Many stores open at 5 a.m., and giant herds of customers show up before dawn to try their luck. Carolyn Bland is one of those eager customers in Trigg County who have made a tradition of heading to Paducah hours before the sun comes up and spending the day shopping. Last week she and a few family members carried on that yearly ritual.
Bland’s gang of shoppers varies slightly from year to year, but her sister, Brenda Ledford, and Bland’s daughter, Beth Taylor, almost always go. Ledford’s daughters, Carla Choate and Kelli Hooks, are also brave enough to make the trip, and so is their cousin, Mary Pfeufer. The crew had one new addition this year: Taylor’s daughter, Mallory.
Bland said that her sister, Robin Stagner, went with them one year but swore she would never do it again.
Every Thanksgiving, Bland picks up a copy of the Paducah Sun and pours through the stacks of advertisements contained inside. She tries to make a list of which family members she is shopping for and plans her trip as meticulously as she can. Of course, once she arrives amidst the chaos in the mall, she usually has to improvise a bit. This year, the seven shoppers left Cadiz at about 3:30 a.m., arriving at Paducah’s Kentucky Oaks Mall at about 4:20. The trip is not for the casual shopper, Bland said.
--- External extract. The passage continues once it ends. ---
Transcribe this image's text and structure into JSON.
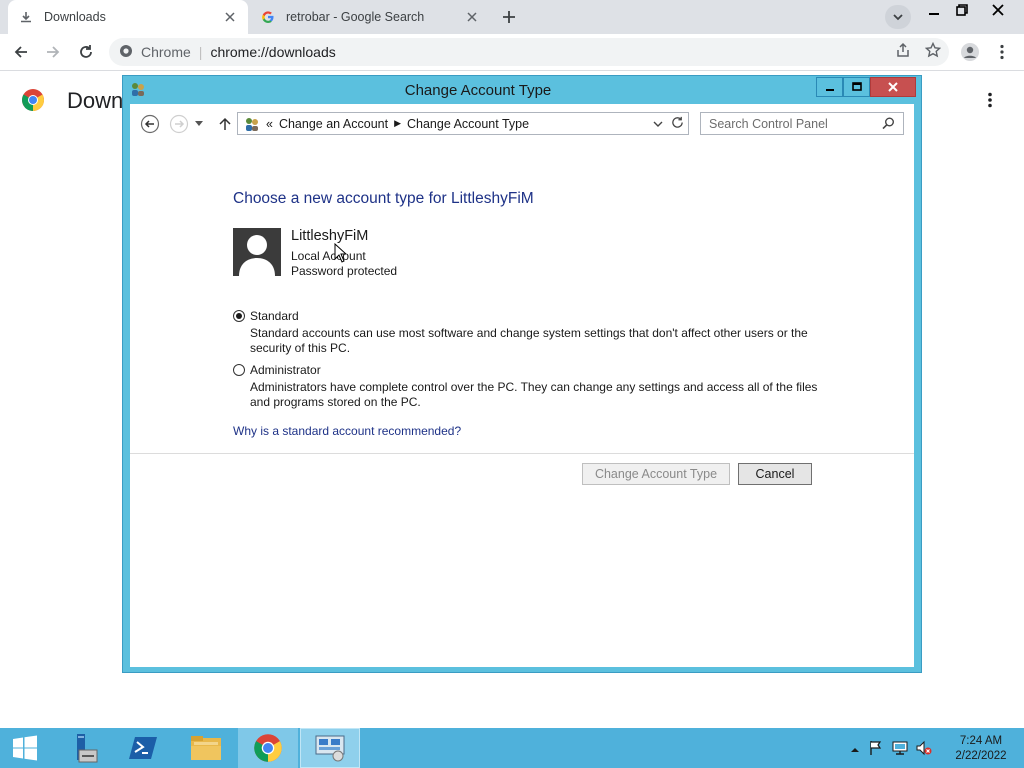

“You’ve got to be up for the hunt,” she said a couple of days prior to the journey. “I can scarcely go to bed the night before, I’m so keyed up.”
Bland said there are a couple of rules she tries to stick to so the experience is as productive as possible. She usually uses a debit card or cash so she won’t have to sign a receipt. Another important thing is to carry the smallest purse you can so you can move faster.
“You don’t want anything that will bind you,” she said.
Once the gang arrived at the mall last week, they split into smaller groups. Beth and Mallory made their first stop at Circuit City. Ledford and Hooks went off on their own in the mall, as did Choate and Pfeufer. With no one to tie her down, Bland was able to move stealthily through the stores.
Bland spent much of her morning at Elder Beerman, where the “Door Busters” sale had her excited. Many items were half off, and some of them also had additional rebate offers. The sale was offered from 5 a.m. to one o’clock that afternoon. As she navigated the store, Bland was careful to cut through any section she could and avoid the main aisles of traffic. The item she seemed most excited about was a combination television and radio that could be attached to the underside of kitchen cabinets.
Armed with her Relay for Life tote bag, which was stuffed with ads, Bland approached the stack of merchandise and double-checked the picture to make sure it was what she had been looking for. The retail price was $199.99, marked down to $99.97, with an additional $20 rebate offer. She picked up at the box, looked at it carefully, thought about it for a minute, and finally decided to pick up two more of them.
Inside the store, almost every available checkout was being used. This ensured that wherever one stood, he or she would probably be able to spot a long line somewhere. While standing in line with the three boxes, a woman asked about the TV/radio, which had a seven-inch widescreen that could be folded out on the bottom. The box said the unit could be hooked up to cable, and the woman wondered how that was done.
“I’m going to let my husband figure that out,” Bland said smiling.
Bland asked the clerk to ring up the TV/radios separately in case she needed separate receipts for the rebate. By then, it was a few minutes past 9 a.m. and she began making her third trip that morning out to the car. It was then that she realized she had overextended herself by not taking the goods she had previously purchased to the car already. Not to mention, the handle on her bag broke and she had to hold the package with both arms. Stepping out of his role as an observer, this Cadiz Record reporter had to help her carry her other bags, which he was happy to do.
“Now you know that this is not for the faint of heart,” Bland said laughing as she struggled with the boxes.
While loading the bags into the back of her Chevy Suburban, Bland commented that she should have removed the back seat the way she usually does but had forgotten this year.
For the rest of this story, read this week's Cadiz Record.